My Math Forum e=2.718281828459

 Physics Physics Forum

 August 11th, 2017, 10:47 AM #1 Member   Joined: Jul 2017 From: europe Posts: 51 Thanks: 0 e=2.718281828459 Euler's number...... the well-known mathematical constant. The number is related to every natural growth process.... But the what is the exact meaning of Euler's number in electromagnetism? How exactly it is used in electromagnetism? And how come it is so necessary? I need very illustrative and INTUITIVE understanding about the use of mathematical constant e in electromagnetism.... I'll be thankful for every reply....
 August 11th, 2017, 11:56 AM #2 Global Moderator   Joined: Dec 2006 Posts: 19,546 Thanks: 1754 Where is it "necessary" in connection with electromagnetism?
 August 11th, 2017, 12:31 PM #3 Senior Member   Joined: Oct 2009 Posts: 519 Thanks: 165 The proton electron mass ratio is $\frac{e^8 - 10}{\varphi}$ with $\varphi$ the golden ratio Last edited by Micrm@ss; August 11th, 2017 at 12:35 PM.
August 11th, 2017, 01:24 PM   #4
Global Moderator
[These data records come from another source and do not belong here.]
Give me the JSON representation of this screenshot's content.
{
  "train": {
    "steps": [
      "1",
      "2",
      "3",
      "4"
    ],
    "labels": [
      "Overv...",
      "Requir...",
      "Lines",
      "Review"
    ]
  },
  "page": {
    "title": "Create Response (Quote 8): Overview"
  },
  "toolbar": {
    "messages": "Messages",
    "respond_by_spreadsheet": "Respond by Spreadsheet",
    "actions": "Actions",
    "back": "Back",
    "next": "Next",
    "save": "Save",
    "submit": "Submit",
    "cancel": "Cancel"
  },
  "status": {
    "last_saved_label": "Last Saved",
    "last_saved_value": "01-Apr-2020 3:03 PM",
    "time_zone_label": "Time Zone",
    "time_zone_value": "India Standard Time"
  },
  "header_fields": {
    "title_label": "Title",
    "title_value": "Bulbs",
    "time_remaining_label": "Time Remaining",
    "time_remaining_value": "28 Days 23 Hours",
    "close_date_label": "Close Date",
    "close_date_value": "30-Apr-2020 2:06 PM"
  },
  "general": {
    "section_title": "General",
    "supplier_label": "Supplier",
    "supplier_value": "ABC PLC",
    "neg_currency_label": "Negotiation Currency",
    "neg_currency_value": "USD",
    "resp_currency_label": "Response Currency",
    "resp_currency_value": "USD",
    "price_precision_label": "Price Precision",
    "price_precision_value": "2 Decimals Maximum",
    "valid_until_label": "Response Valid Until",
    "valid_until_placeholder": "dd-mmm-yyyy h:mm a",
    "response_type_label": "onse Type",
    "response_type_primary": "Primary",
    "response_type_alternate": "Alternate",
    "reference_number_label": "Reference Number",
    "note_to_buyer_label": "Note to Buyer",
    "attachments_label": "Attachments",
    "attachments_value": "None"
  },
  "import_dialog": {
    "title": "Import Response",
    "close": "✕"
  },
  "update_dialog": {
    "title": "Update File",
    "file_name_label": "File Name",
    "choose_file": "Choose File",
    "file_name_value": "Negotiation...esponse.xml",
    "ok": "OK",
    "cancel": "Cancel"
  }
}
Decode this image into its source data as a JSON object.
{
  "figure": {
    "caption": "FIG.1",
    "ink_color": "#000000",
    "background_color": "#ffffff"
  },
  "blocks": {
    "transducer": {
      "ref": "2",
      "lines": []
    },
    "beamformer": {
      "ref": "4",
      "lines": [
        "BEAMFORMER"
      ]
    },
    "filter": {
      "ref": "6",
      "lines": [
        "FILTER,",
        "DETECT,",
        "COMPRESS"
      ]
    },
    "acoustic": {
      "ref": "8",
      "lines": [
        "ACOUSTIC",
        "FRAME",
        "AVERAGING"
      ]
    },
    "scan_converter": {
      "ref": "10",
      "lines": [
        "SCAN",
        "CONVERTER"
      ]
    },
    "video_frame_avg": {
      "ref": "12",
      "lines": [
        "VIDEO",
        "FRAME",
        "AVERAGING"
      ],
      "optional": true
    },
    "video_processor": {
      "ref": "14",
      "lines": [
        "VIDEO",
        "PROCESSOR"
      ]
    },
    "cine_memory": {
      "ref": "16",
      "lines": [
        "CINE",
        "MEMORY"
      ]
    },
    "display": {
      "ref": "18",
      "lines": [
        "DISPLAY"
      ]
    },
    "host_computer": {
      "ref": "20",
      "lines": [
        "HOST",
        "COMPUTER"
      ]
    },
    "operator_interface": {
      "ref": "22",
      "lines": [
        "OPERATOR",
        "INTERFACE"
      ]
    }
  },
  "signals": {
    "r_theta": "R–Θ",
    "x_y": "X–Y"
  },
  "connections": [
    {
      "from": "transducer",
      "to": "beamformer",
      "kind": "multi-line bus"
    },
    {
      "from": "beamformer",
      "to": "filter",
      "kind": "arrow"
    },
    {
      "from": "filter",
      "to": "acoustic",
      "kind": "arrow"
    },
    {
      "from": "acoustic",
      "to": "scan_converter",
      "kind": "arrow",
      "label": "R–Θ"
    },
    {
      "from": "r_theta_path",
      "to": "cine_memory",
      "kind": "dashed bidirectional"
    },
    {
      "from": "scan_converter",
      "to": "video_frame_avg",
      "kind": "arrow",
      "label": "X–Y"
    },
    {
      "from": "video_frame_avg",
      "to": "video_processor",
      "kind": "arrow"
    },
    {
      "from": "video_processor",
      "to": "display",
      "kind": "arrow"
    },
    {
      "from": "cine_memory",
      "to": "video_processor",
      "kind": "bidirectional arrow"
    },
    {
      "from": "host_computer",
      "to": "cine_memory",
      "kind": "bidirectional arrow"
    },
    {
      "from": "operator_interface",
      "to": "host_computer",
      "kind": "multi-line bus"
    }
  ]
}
Joined: May 2007

Posts: 6,589
Thanks: 612

Quote:
 Originally Posted by Micrm@ss The proton electron mass ratio is $\frac{e^8 - 10}{\varphi}$ with $\varphi$ the golden ratio
The proton to electron mass ratio is known to some degree of approximation. It is just coincidence that the formula given is within that approximation.
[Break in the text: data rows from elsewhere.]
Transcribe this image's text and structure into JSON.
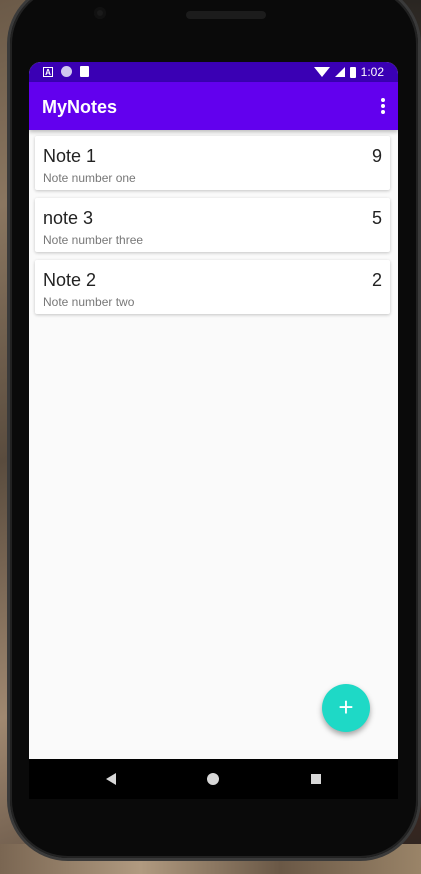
{
  "status_bar": {
    "time": "1:02",
    "left_icons": [
      "a-notification-icon",
      "circle-notification-icon",
      "sd-card-icon"
    ],
    "right_icons": [
      "wifi-icon",
      "signal-icon",
      "battery-icon"
    ],
    "a_glyph": "A"
  },
  "app_bar": {
    "title": "MyNotes",
    "color": "#6200ee",
    "status_color": "#3a00b4",
    "menu_icon": "more-vert-icon"
  },
  "notes": [
    {
      "title": "Note 1",
      "description": "Note number one",
      "priority": "9"
    },
    {
      "title": "note 3",
      "description": "Note number three",
      "priority": "5"
    },
    {
      "title": "Note 2",
      "description": "Note number two",
      "priority": "2"
    }
  ],
  "fab": {
    "icon": "add-icon",
    "glyph": "+",
    "color": "#1ed9c6"
  },
  "nav_bar": {
    "icons": [
      "back-icon",
      "home-icon",
      "recents-icon"
    ]
  }
}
August 11th, 2017, 03:20 PM   #5
Senior Member

Joined: Sep 2015
From: USA

Posts: 2,105
Thanks: 1093

Quote:
 Originally Posted by DesertFox Euler's number...... the well-known mathematical constant. The number is related to every natural growth process.... But the what is the exact meaning of Euler's number in electromagnetism? How exactly it is used in electromagnetism? And how come it is so necessary? I need very illustrative and INTUITIVE understanding about the use of mathematical constant e in electromagnetism.... I'll be thankful for every reply....
you're probably thinking about complex sinousoids.
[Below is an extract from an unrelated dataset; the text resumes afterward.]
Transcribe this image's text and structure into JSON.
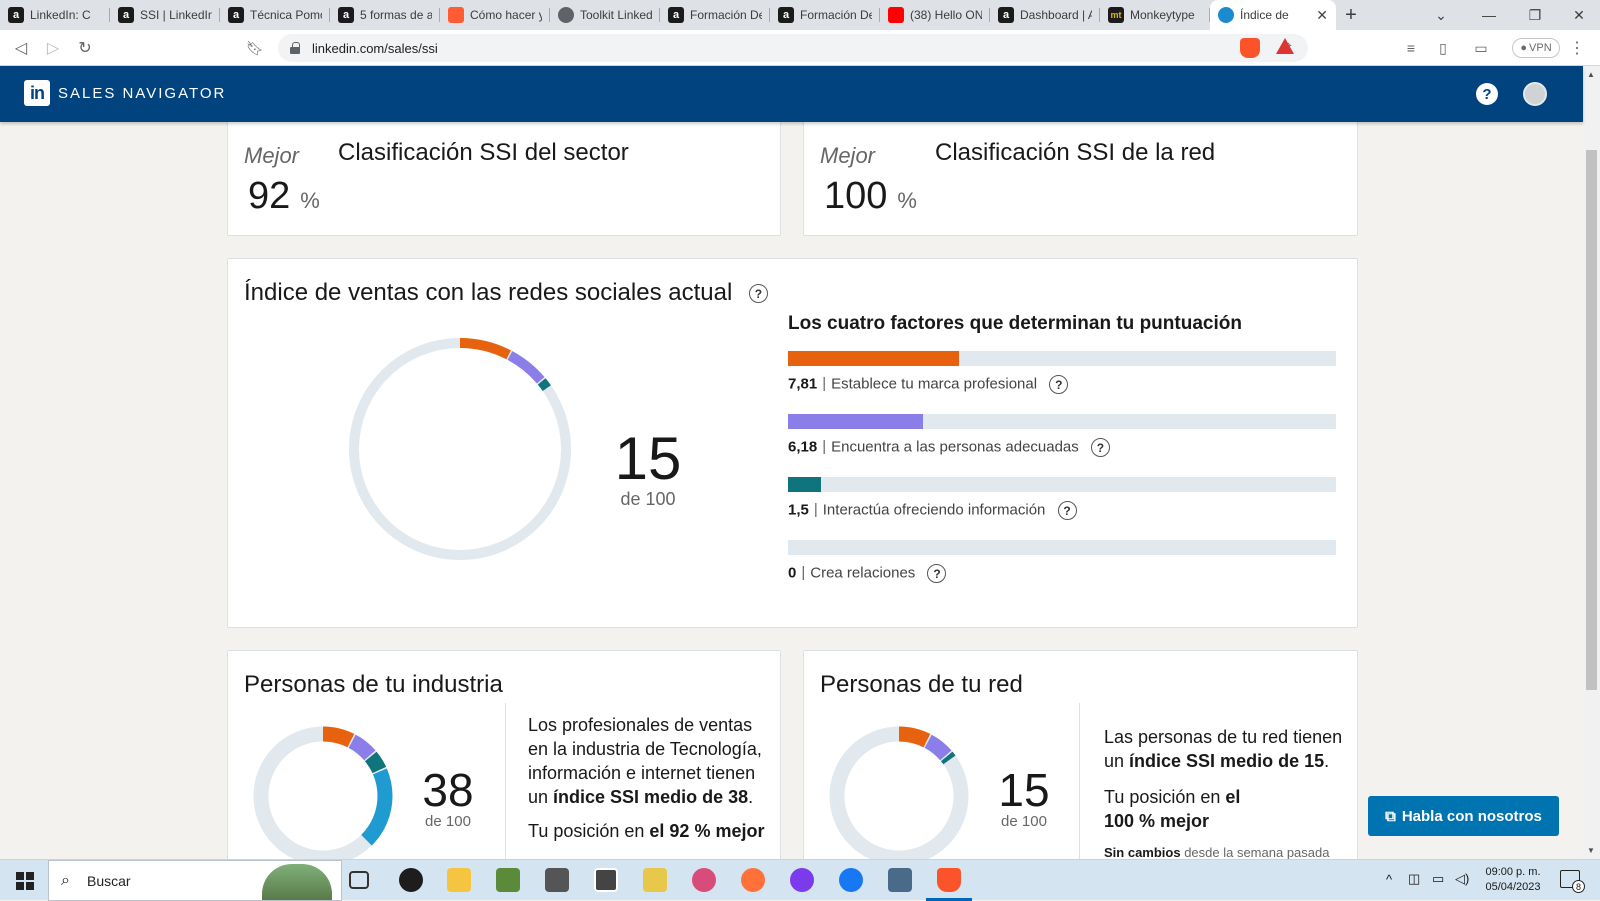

It's a common technique to represent sinosoids that have amplitude and phase as

$s(t) = A e^{j \omega t + \phi} = A e^{j 2 \pi f t + \phi}$

where $f$ is the frequency of oscillation, $A$ is the amplitude, and $\phi$ is an arbitrary phase angle.

 August 11th, 2017, 03:58 PM #6 Senior Member     Joined: Jul 2012 From: DFW Area Posts: 626 Thanks: 90 Math Focus: Electrical Engineering Applications Hi DesertFox, romsek beat me to the punch, but for an illustration of the point, look here, perhaps starting on page 96 (the start of section 2-10). After this, $e$ first apperars on page 98 in equation (2-114) with a footnote to at least give a little explanation. Again, per this post, I do not condone the availability of the contents of this textbook online, but since it is there, we might as well take advantage of it.
August 14th, 2017, 01:44 AM   #7
Senior Member

Joined: Apr 2014
From: Glasgow

Posts: 2,127
Thanks: 716

Math Focus: Physics, mathematical modelling, numerical and computational solutions
Quote:
 Originally Posted by DesertFox Euler's number...... the well-known mathematical constant. The number is related to every natural growth process.... But the what is the exact meaning of Euler's number in electromagnetism? How exactly it is used in electromagnetism? And how come it is so necessary? I need very illustrative and INTUITIVE understanding about the use of mathematical constant e in electromagnetism.... I'll be thankful for every reply....
In all honesty, it doesn't really crop up that much. When I studied EM at university, exponentials usually cropped up when looking at particular applications or problems, not when looking at the underlying theory, just because exponentials are useful in mathematics for all sorts of things.

However, the same is not true for other constants... the permittivity and permeability of free space ($\displaystyle \epsilon_0$ and $\displaystyle \mu_0$), which dictate how well electric fields and magnetic fields propagate through a vacuum, are key parameters of the theory. The speed of light in a vacuum is

$\displaystyle c = \frac{1}{\sqrt{\epsilon_0 \mu_0}}$

which can be derived directly from Maxwell's equations. It's a beautiful derivation.

 Thread Tools Display Modes Linear Mode

 Contact - Home - Forums - Cryptocurrency Forum - Top